### Assignment
Copy all the records exactly, but keep the pictures out of your version.

### Data records for software interfaces
· · · ·

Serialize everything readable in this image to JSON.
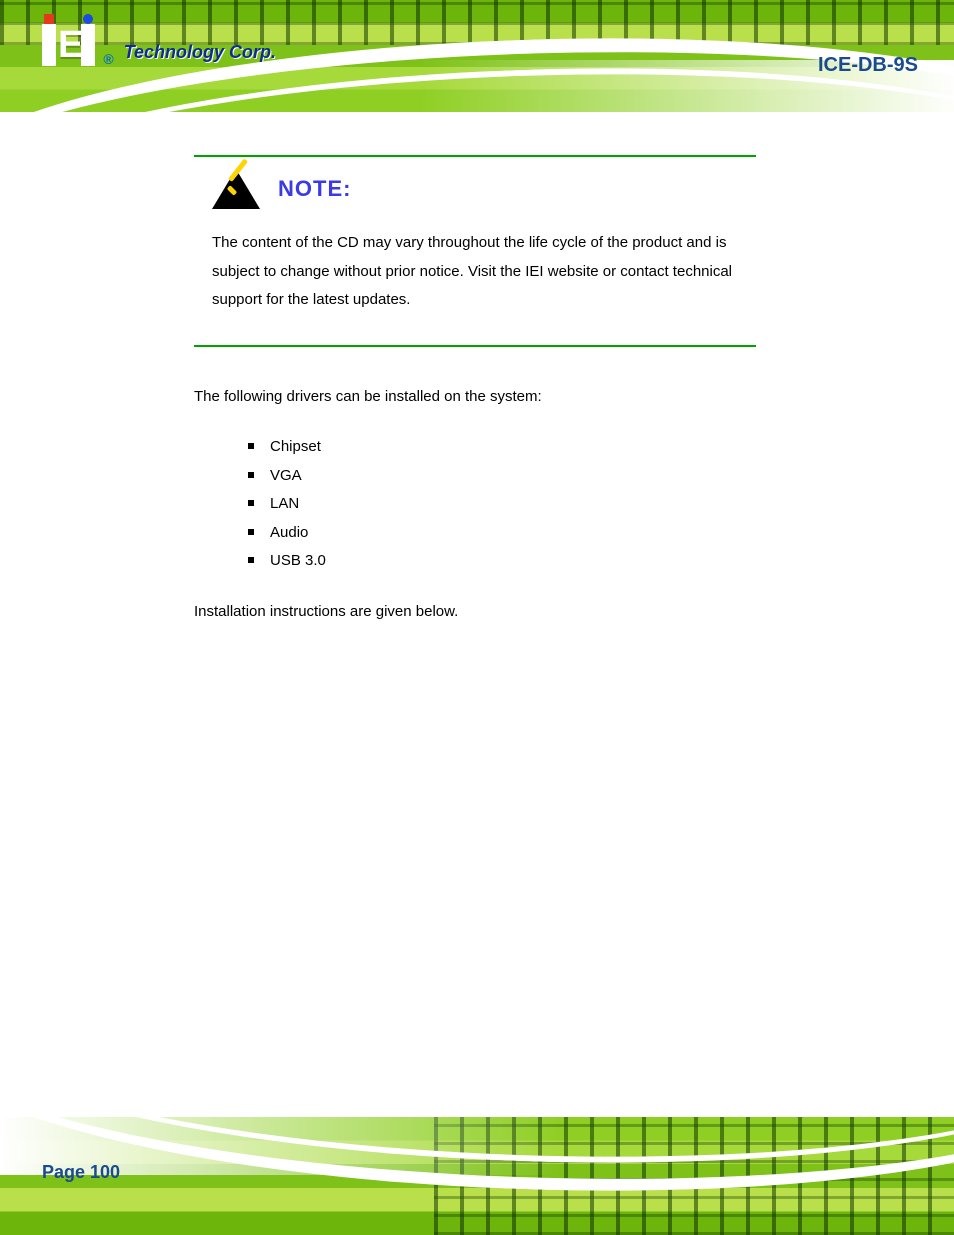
{
  "brand": {
    "logo_text": "iEi",
    "registered": "®",
    "tech_corp": "Technology Corp."
  },
  "product_label": "ICE-DB-9S",
  "note": {
    "title": "NOTE:",
    "body": "The content of the CD may vary throughout the life cycle of the product and is subject to change without prior notice. Visit the IEI website or contact technical support for the latest updates."
  },
  "intro_para": "The following drivers can be installed on the system:",
  "drivers": [
    "Chipset",
    "VGA",
    "LAN",
    "Audio",
    "USB 3.0"
  ],
  "outro_para": "Installation instructions are given below.",
  "page_label": "Page 100"
}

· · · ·

### Result below
Serialize everything readable in this image to JSON.
{
  "brand": {
    "logo_text": "iEi",
    "registered": "®",
    "tech_corp": "Technology Corp."
  },
  "product_label": "ICE-DB-9S",
  "note": {
    "title": "NOTE:",
    "body": "The content of the CD may vary throughout the life cycle of the product and is subject to change without prior notice. Visit the IEI website or contact technical support for the latest updates."
  },
  "intro_para": "The following drivers can be installed on the system:",
  "drivers": [
    "Chipset",
    "VGA",
    "LAN",
    "Audio",
    "USB 3.0"
  ],
  "outro_para": "Installation instructions are given below.",
  "page_label": "Page 100"
}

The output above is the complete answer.